**Aim of the task**
Read the records beneath this task and copy every line that contains the string "true".

═════ Given data

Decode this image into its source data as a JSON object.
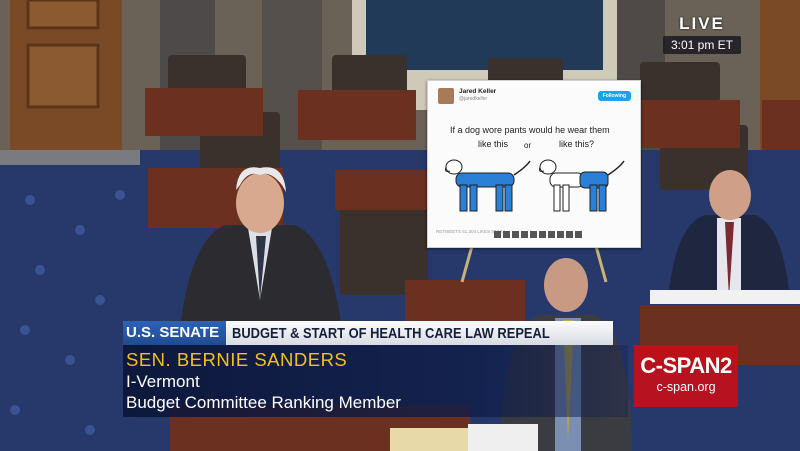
{
  "live_bug": {
    "label": "LIVE",
    "time": "3:01 pm ET"
  },
  "poster": {
    "account_name": "Jared Keller",
    "handle": "@jaredkeller",
    "follow_label": "Following",
    "question_line1": "If a dog wore pants would he wear them",
    "option_left": "like this",
    "option_or": "or",
    "option_right": "like this?",
    "stats": "RETWEETS 51,304   LIKES 37,184"
  },
  "lower_third": {
    "network": "U.S. SENATE",
    "topic": "BUDGET & START OF HEALTH CARE LAW REPEAL",
    "name": "SEN. BERNIE SANDERS",
    "affiliation": "I-Vermont",
    "role": "Budget Committee Ranking Member"
  },
  "network_bug": {
    "logo": "C-SPAN2",
    "url": "c-span.org"
  },
  "colors": {
    "lower_third_name": "#f3c01d",
    "network_bug": "#c30f19",
    "dog_pants": "#2a7fd6"
  }
}
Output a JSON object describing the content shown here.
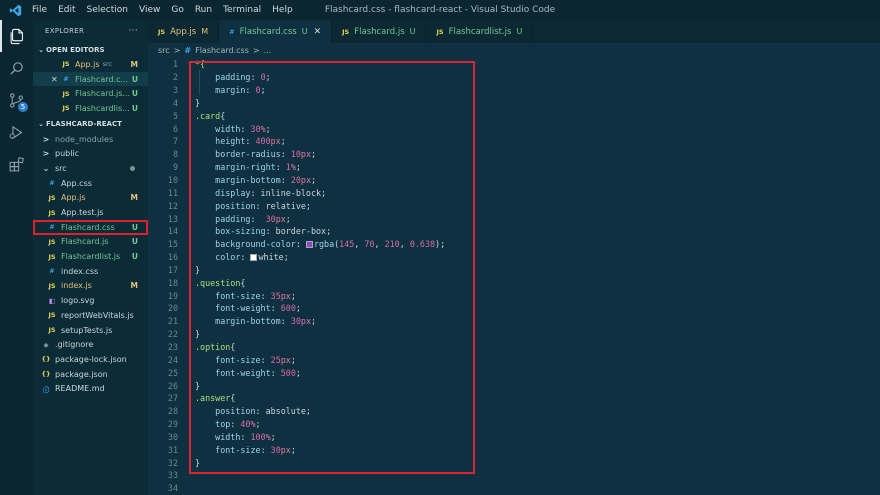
{
  "titlebar": {
    "menu": [
      "File",
      "Edit",
      "Selection",
      "View",
      "Go",
      "Run",
      "Terminal",
      "Help"
    ],
    "title": "Flashcard.css - flashcard-react - Visual Studio Code"
  },
  "activity_icons": [
    "files-icon",
    "search-icon",
    "source-control-icon",
    "run-debug-icon",
    "extensions-icon"
  ],
  "scm_badge": "5",
  "sidebar": {
    "header": "EXPLORER",
    "more": "···",
    "open_editors_title": "OPEN EDITORS",
    "open_editors": [
      {
        "icon": "JS",
        "name": "App.js",
        "suffix": "src",
        "badge": "M",
        "status": "modified",
        "close": false
      },
      {
        "icon": "#",
        "name": "Flashcard.c...",
        "suffix": "",
        "badge": "U",
        "status": "untracked",
        "close": true,
        "selected": true
      },
      {
        "icon": "JS",
        "name": "Flashcard.js...",
        "suffix": "",
        "badge": "U",
        "status": "untracked",
        "close": false
      },
      {
        "icon": "JS",
        "name": "Flashcardlis...",
        "suffix": "",
        "badge": "U",
        "status": "untracked",
        "close": false
      }
    ],
    "project_title": "FLASHCARD-REACT",
    "tree": [
      {
        "indent": 0,
        "type": "folder",
        "chev": ">",
        "name": "node_modules",
        "badge": "",
        "status": "dim"
      },
      {
        "indent": 0,
        "type": "folder",
        "chev": ">",
        "name": "public",
        "badge": "",
        "status": "plain"
      },
      {
        "indent": 0,
        "type": "folder",
        "chev": "⌄",
        "name": "src",
        "badge": "",
        "status": "plain",
        "dot": true
      },
      {
        "indent": 1,
        "type": "css",
        "icon": "#",
        "name": "App.css",
        "badge": "",
        "status": "plain"
      },
      {
        "indent": 1,
        "type": "js",
        "icon": "JS",
        "name": "App.js",
        "badge": "M",
        "status": "modified"
      },
      {
        "indent": 1,
        "type": "js",
        "icon": "JS",
        "name": "App.test.js",
        "badge": "",
        "status": "plain"
      },
      {
        "indent": 1,
        "type": "css",
        "icon": "#",
        "name": "Flashcard.css",
        "badge": "U",
        "status": "untracked",
        "boxed": true
      },
      {
        "indent": 1,
        "type": "js",
        "icon": "JS",
        "name": "Flashcard.js",
        "badge": "U",
        "status": "untracked"
      },
      {
        "indent": 1,
        "type": "js",
        "icon": "JS",
        "name": "Flashcardlist.js",
        "badge": "U",
        "status": "untracked"
      },
      {
        "indent": 1,
        "type": "css",
        "icon": "#",
        "name": "index.css",
        "badge": "",
        "status": "plain"
      },
      {
        "indent": 1,
        "type": "js",
        "icon": "JS",
        "name": "index.js",
        "badge": "M",
        "status": "modified"
      },
      {
        "indent": 1,
        "type": "svg",
        "icon": "◧",
        "name": "logo.svg",
        "badge": "",
        "status": "plain"
      },
      {
        "indent": 1,
        "type": "js",
        "icon": "JS",
        "name": "reportWebVitals.js",
        "badge": "",
        "status": "plain"
      },
      {
        "indent": 1,
        "type": "js",
        "icon": "JS",
        "name": "setupTests.js",
        "badge": "",
        "status": "plain"
      },
      {
        "indent": 0,
        "type": "git",
        "icon": "◆",
        "name": ".gitignore",
        "badge": "",
        "status": "plain"
      },
      {
        "indent": 0,
        "type": "json",
        "icon": "{}",
        "name": "package-lock.json",
        "badge": "",
        "status": "plain"
      },
      {
        "indent": 0,
        "type": "json",
        "icon": "{}",
        "name": "package.json",
        "badge": "",
        "status": "plain"
      },
      {
        "indent": 0,
        "type": "info",
        "icon": "ⓘ",
        "name": "README.md",
        "badge": "",
        "status": "plain"
      }
    ]
  },
  "tabs": [
    {
      "icon": "JS",
      "name": "App.js",
      "badge": "M",
      "active": false,
      "status": "modified"
    },
    {
      "icon": "#",
      "name": "Flashcard.css",
      "badge": "U",
      "active": true,
      "status": "untracked",
      "close": "✕"
    },
    {
      "icon": "JS",
      "name": "Flashcard.js",
      "badge": "U",
      "active": false,
      "status": "untracked"
    },
    {
      "icon": "JS",
      "name": "Flashcardlist.js",
      "badge": "U",
      "active": false,
      "status": "untracked"
    }
  ],
  "breadcrumb": [
    "src",
    ">",
    "#",
    "Flashcard.css",
    ">",
    "..."
  ],
  "code": [
    [
      [
        "sel",
        "*{"
      ]
    ],
    [
      [
        "prop",
        "    padding"
      ],
      [
        "kw",
        ": "
      ],
      [
        "num",
        "0"
      ],
      [
        "kw",
        ";"
      ]
    ],
    [
      [
        "prop",
        "    margin"
      ],
      [
        "kw",
        ": "
      ],
      [
        "num",
        "0"
      ],
      [
        "kw",
        ";"
      ]
    ],
    [
      [
        "kw",
        "}"
      ]
    ],
    [
      [
        "sel",
        ".card"
      ],
      [
        "kw",
        "{"
      ]
    ],
    [
      [
        "prop",
        "    width"
      ],
      [
        "kw",
        ": "
      ],
      [
        "num",
        "30"
      ],
      [
        "unit",
        "%"
      ],
      [
        "kw",
        ";"
      ]
    ],
    [
      [
        "prop",
        "    height"
      ],
      [
        "kw",
        ": "
      ],
      [
        "num",
        "400"
      ],
      [
        "unit",
        "px"
      ],
      [
        "kw",
        ";"
      ]
    ],
    [
      [
        "prop",
        "    border-radius"
      ],
      [
        "kw",
        ": "
      ],
      [
        "num",
        "10"
      ],
      [
        "unit",
        "px"
      ],
      [
        "kw",
        ";"
      ]
    ],
    [
      [
        "prop",
        "    margin-right"
      ],
      [
        "kw",
        ": "
      ],
      [
        "num",
        "1"
      ],
      [
        "unit",
        "%"
      ],
      [
        "kw",
        ";"
      ]
    ],
    [
      [
        "prop",
        "    margin-bottom"
      ],
      [
        "kw",
        ": "
      ],
      [
        "num",
        "20"
      ],
      [
        "unit",
        "px"
      ],
      [
        "kw",
        ";"
      ]
    ],
    [
      [
        "prop",
        "    display"
      ],
      [
        "kw",
        ": inline-block;"
      ]
    ],
    [
      [
        "prop",
        "    position"
      ],
      [
        "kw",
        ": relative;"
      ]
    ],
    [
      [
        "prop",
        "    padding"
      ],
      [
        "kw",
        ":  "
      ],
      [
        "num",
        "30"
      ],
      [
        "unit",
        "px"
      ],
      [
        "kw",
        ";"
      ]
    ],
    [
      [
        "prop",
        "    box-sizing"
      ],
      [
        "kw",
        ": border-box;"
      ]
    ],
    [
      [
        "prop",
        "    background-color"
      ],
      [
        "kw",
        ": "
      ],
      [
        "swatch",
        "#9146d2"
      ],
      [
        "prop",
        "rgba"
      ],
      [
        "kw",
        "("
      ],
      [
        "num",
        "145"
      ],
      [
        "kw",
        ", "
      ],
      [
        "num",
        "70"
      ],
      [
        "kw",
        ", "
      ],
      [
        "num",
        "210"
      ],
      [
        "kw",
        ", "
      ],
      [
        "num",
        "0.638"
      ],
      [
        "kw",
        ");"
      ]
    ],
    [
      [
        "prop",
        "    color"
      ],
      [
        "kw",
        ": "
      ],
      [
        "swatch",
        "#ffffff"
      ],
      [
        "kw",
        "white;"
      ]
    ],
    [
      [
        "kw",
        "}"
      ]
    ],
    [
      [
        "sel",
        ".question"
      ],
      [
        "kw",
        "{"
      ]
    ],
    [
      [
        "prop",
        "    font-size"
      ],
      [
        "kw",
        ": "
      ],
      [
        "num",
        "35"
      ],
      [
        "unit",
        "px"
      ],
      [
        "kw",
        ";"
      ]
    ],
    [
      [
        "prop",
        "    font-weight"
      ],
      [
        "kw",
        ": "
      ],
      [
        "num",
        "600"
      ],
      [
        "kw",
        ";"
      ]
    ],
    [
      [
        "prop",
        "    margin-bottom"
      ],
      [
        "kw",
        ": "
      ],
      [
        "num",
        "30"
      ],
      [
        "unit",
        "px"
      ],
      [
        "kw",
        ";"
      ]
    ],
    [
      [
        "kw",
        "}"
      ]
    ],
    [
      [
        "sel",
        ".option"
      ],
      [
        "kw",
        "{"
      ]
    ],
    [
      [
        "prop",
        "    font-size"
      ],
      [
        "kw",
        ": "
      ],
      [
        "num",
        "25"
      ],
      [
        "unit",
        "px"
      ],
      [
        "kw",
        ";"
      ]
    ],
    [
      [
        "prop",
        "    font-weight"
      ],
      [
        "kw",
        ": "
      ],
      [
        "num",
        "500"
      ],
      [
        "kw",
        ";"
      ]
    ],
    [
      [
        "kw",
        "}"
      ]
    ],
    [
      [
        "sel",
        ".answer"
      ],
      [
        "kw",
        "{"
      ]
    ],
    [
      [
        "prop",
        "    position"
      ],
      [
        "kw",
        ": absolute;"
      ]
    ],
    [
      [
        "prop",
        "    top"
      ],
      [
        "kw",
        ": "
      ],
      [
        "num",
        "40"
      ],
      [
        "unit",
        "%"
      ],
      [
        "kw",
        ";"
      ]
    ],
    [
      [
        "prop",
        "    width"
      ],
      [
        "kw",
        ": "
      ],
      [
        "num",
        "100"
      ],
      [
        "unit",
        "%"
      ],
      [
        "kw",
        ";"
      ]
    ],
    [
      [
        "prop",
        "    font-size"
      ],
      [
        "kw",
        ": "
      ],
      [
        "num",
        "30"
      ],
      [
        "unit",
        "px"
      ],
      [
        "kw",
        ";"
      ]
    ],
    [
      [
        "kw",
        "}"
      ]
    ],
    [],
    []
  ],
  "colors": {
    "accent_red": "#d9232e",
    "modified": "#e5c07b",
    "untracked": "#73c991",
    "js_icon": "#e6d35a",
    "css_icon": "#3fa0e6"
  }
}
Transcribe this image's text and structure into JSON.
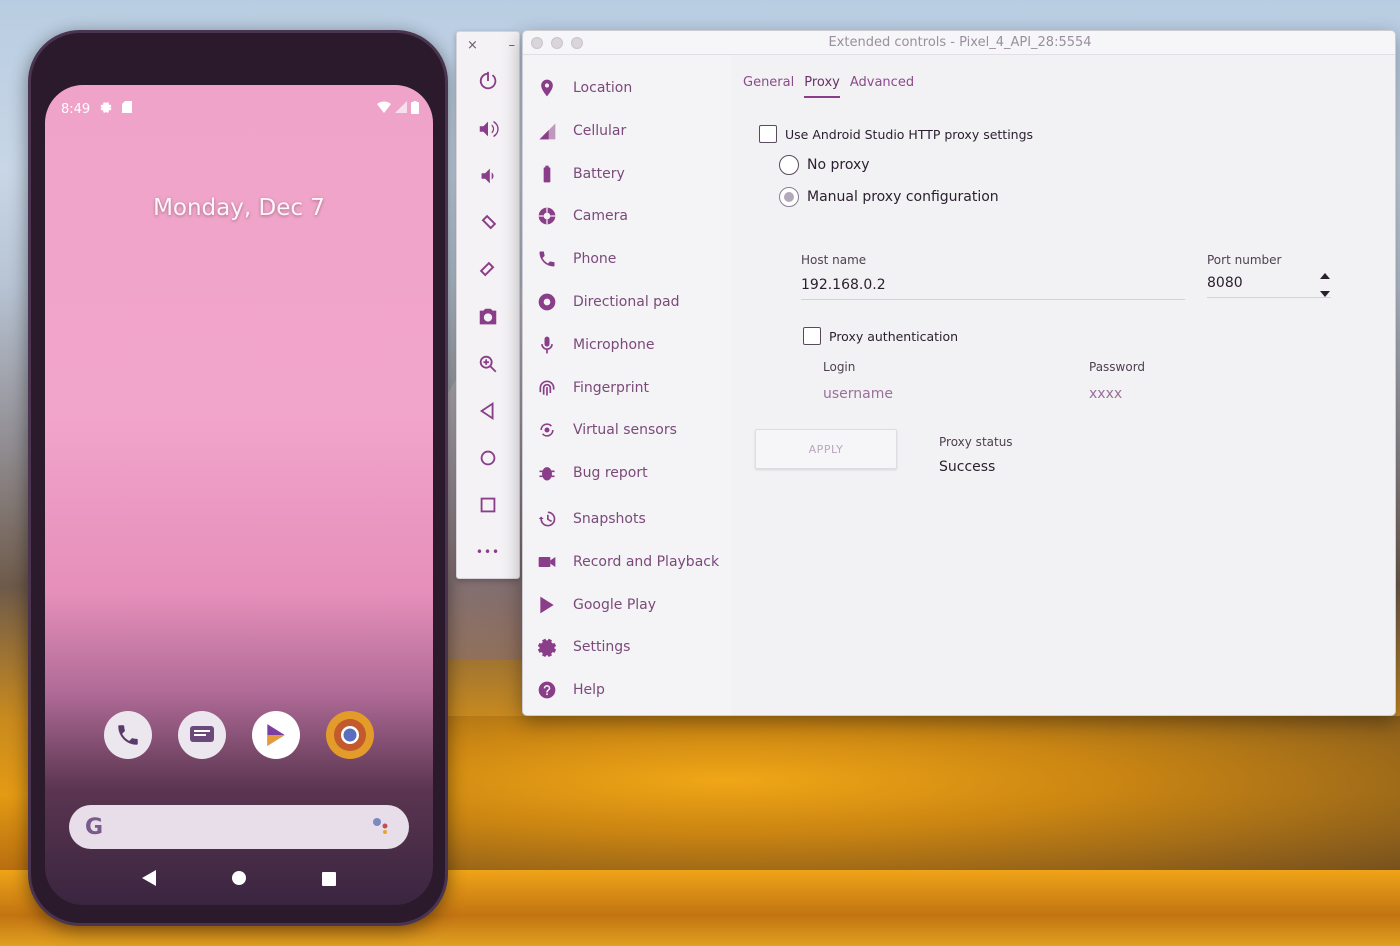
{
  "phone": {
    "time": "8:49",
    "date": "Monday, Dec 7",
    "dock_apps": [
      "phone-icon",
      "messages-icon",
      "play-store-icon",
      "chrome-icon"
    ],
    "search_logo": "G"
  },
  "toolbar": {
    "close": "×",
    "minimize": "–",
    "more": "•••"
  },
  "window": {
    "title": "Extended controls - Pixel_4_API_28:5554"
  },
  "sidebar": {
    "items": [
      {
        "label": "Location",
        "icon": "location-pin-icon"
      },
      {
        "label": "Cellular",
        "icon": "cellular-signal-icon"
      },
      {
        "label": "Battery",
        "icon": "battery-icon"
      },
      {
        "label": "Camera",
        "icon": "camera-aperture-icon"
      },
      {
        "label": "Phone",
        "icon": "phone-icon"
      },
      {
        "label": "Directional pad",
        "icon": "dpad-icon"
      },
      {
        "label": "Microphone",
        "icon": "microphone-icon"
      },
      {
        "label": "Fingerprint",
        "icon": "fingerprint-icon"
      },
      {
        "label": "Virtual sensors",
        "icon": "sensors-icon"
      },
      {
        "label": "Bug report",
        "icon": "bug-icon"
      },
      {
        "label": "Snapshots",
        "icon": "history-icon"
      },
      {
        "label": "Record and Playback",
        "icon": "video-camera-icon"
      },
      {
        "label": "Google Play",
        "icon": "play-icon"
      },
      {
        "label": "Settings",
        "icon": "gear-icon"
      },
      {
        "label": "Help",
        "icon": "help-icon"
      }
    ]
  },
  "tabs": [
    {
      "label": "General",
      "active": false
    },
    {
      "label": "Proxy",
      "active": true
    },
    {
      "label": "Advanced",
      "active": false
    }
  ],
  "proxy": {
    "use_studio_label": "Use Android Studio HTTP proxy settings",
    "no_proxy_label": "No proxy",
    "manual_label": "Manual proxy configuration",
    "host_label": "Host name",
    "host_value": "192.168.0.2",
    "port_label": "Port number",
    "port_value": "8080",
    "auth_label": "Proxy authentication",
    "login_label": "Login",
    "login_value": "username",
    "password_label": "Password",
    "password_value": "xxxx",
    "apply_label": "APPLY",
    "status_label": "Proxy status",
    "status_value": "Success"
  },
  "colors": {
    "accent": "#8a3d88",
    "phone_wallpaper": "#f2a5cb"
  }
}
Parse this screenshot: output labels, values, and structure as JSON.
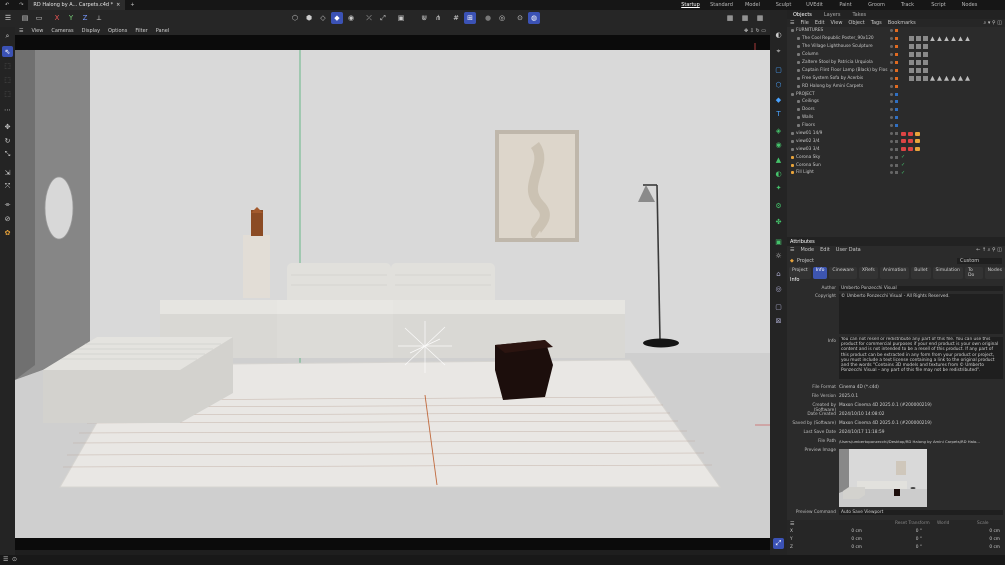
{
  "window": {
    "tab_title": "RD Halong by A... Carpets.c4d *",
    "layouts": [
      "Startup",
      "Standard",
      "Model",
      "Sculpt",
      "UVEdit",
      "Paint",
      "Groom",
      "Track",
      "Script",
      "Nodes"
    ],
    "active_layout": "Startup"
  },
  "viewport_menu": [
    "View",
    "Cameras",
    "Display",
    "Options",
    "Filter",
    "Panel"
  ],
  "object_manager": {
    "tabs": [
      "Objects",
      "Layers",
      "Takes"
    ],
    "active_tab": "Objects",
    "menu": [
      "File",
      "Edit",
      "View",
      "Object",
      "Tags",
      "Bookmarks"
    ],
    "items": [
      {
        "name": "FURNITURES",
        "color": "#e06a20"
      },
      {
        "name": "The Cool Republic Poster_90x120",
        "color": "#e06a20"
      },
      {
        "name": "The Village Lighthouse Sculpture",
        "color": "#e06a20"
      },
      {
        "name": "Column",
        "color": "#e06a20"
      },
      {
        "name": "Zaltere Stool by Patricia Urquiola",
        "color": "#e06a20"
      },
      {
        "name": "Captain Flint Floor Lamp (Black) by Flos",
        "color": "#e06a20"
      },
      {
        "name": "Free System Sofa by Acerbis",
        "color": "#e06a20"
      },
      {
        "name": "RD Halong by Amini Carpets",
        "color": "#e06a20"
      },
      {
        "name": "PROJECT",
        "color": "#2f6fc2"
      },
      {
        "name": "Ceilings",
        "color": "#2f6fc2"
      },
      {
        "name": "Doors",
        "color": "#2f6fc2"
      },
      {
        "name": "Walls",
        "color": "#2f6fc2"
      },
      {
        "name": "Floors",
        "color": "#2f6fc2"
      },
      {
        "name": "view01 14/9",
        "color": ""
      },
      {
        "name": "view02 3/4",
        "color": ""
      },
      {
        "name": "view03 3/4",
        "color": ""
      },
      {
        "name": "Corona Sky",
        "color": ""
      },
      {
        "name": "Corona Sun",
        "color": ""
      },
      {
        "name": "Fill Light",
        "color": ""
      }
    ]
  },
  "attributes": {
    "title": "Attributes",
    "menu": [
      "Mode",
      "Edit",
      "User Data"
    ],
    "object_label": "Project",
    "mode_value": "Custom",
    "tabs": [
      "Project",
      "Info",
      "Cineware",
      "XRefs",
      "Animation",
      "Bullet",
      "Simulation",
      "To Do",
      "Nodes"
    ],
    "active_tab": "Info",
    "section": "Info",
    "author_label": "Author",
    "author": "Umberto Ponzecchi Visual",
    "copyright_label": "Copyright",
    "copyright": "© Umberto Ponzecchi Visual - All Rights Reserved.",
    "info_label": "Info",
    "info_text": "You can not resell or redistribute any part of this file. You can use this product for commercial purposes if your end product is your own original content and is not intended to be a resell of this product. If any part of this product can be extracted in any form from your product or project, you must include a text license containing a link to the original product and the words \"Contains 3D models and textures from © Umberto Ponzecchi Visual – any part of this file may not be redistributed\".",
    "file_format_label": "File Format",
    "file_format": "Cinema 4D (*.c4d)",
    "file_version_label": "File Version",
    "file_version": "2025.0.1",
    "created_by_label": "Created by (Software)",
    "created_by": "Maxon Cinema 4D 2025.0.1 (#200000219)",
    "date_created_label": "Date Created",
    "date_created": "2024/10/10 14:08:02",
    "saved_by_label": "Saved by (Software)",
    "saved_by": "Maxon Cinema 4D 2025.0.1 (#200000219)",
    "last_save_label": "Last Save Date",
    "last_save": "2024/10/17 11:18:59",
    "file_path_label": "File Path",
    "file_path": "/Users/umbertoponzecchi/Desktop/RD Halong by Amini Carpets/RD Halo...",
    "preview_label": "Preview Image",
    "preview_command_label": "Preview Command",
    "preview_command": "Auto Save Viewport"
  },
  "coordinates": {
    "headers": [
      "Reset Transform",
      "World",
      "Scale"
    ],
    "rows": [
      {
        "axis": "X",
        "pos": "0 cm",
        "rot": "0 °",
        "scale": "0 cm"
      },
      {
        "axis": "Y",
        "pos": "0 cm",
        "rot": "0 °",
        "scale": "0 cm"
      },
      {
        "axis": "Z",
        "pos": "0 cm",
        "rot": "0 °",
        "scale": "0 cm"
      }
    ]
  }
}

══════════

**Output of the exercise**
        "close": true,
        "selected": true
        "dot": true
        "boxed": true
      "active": true,
      "active": true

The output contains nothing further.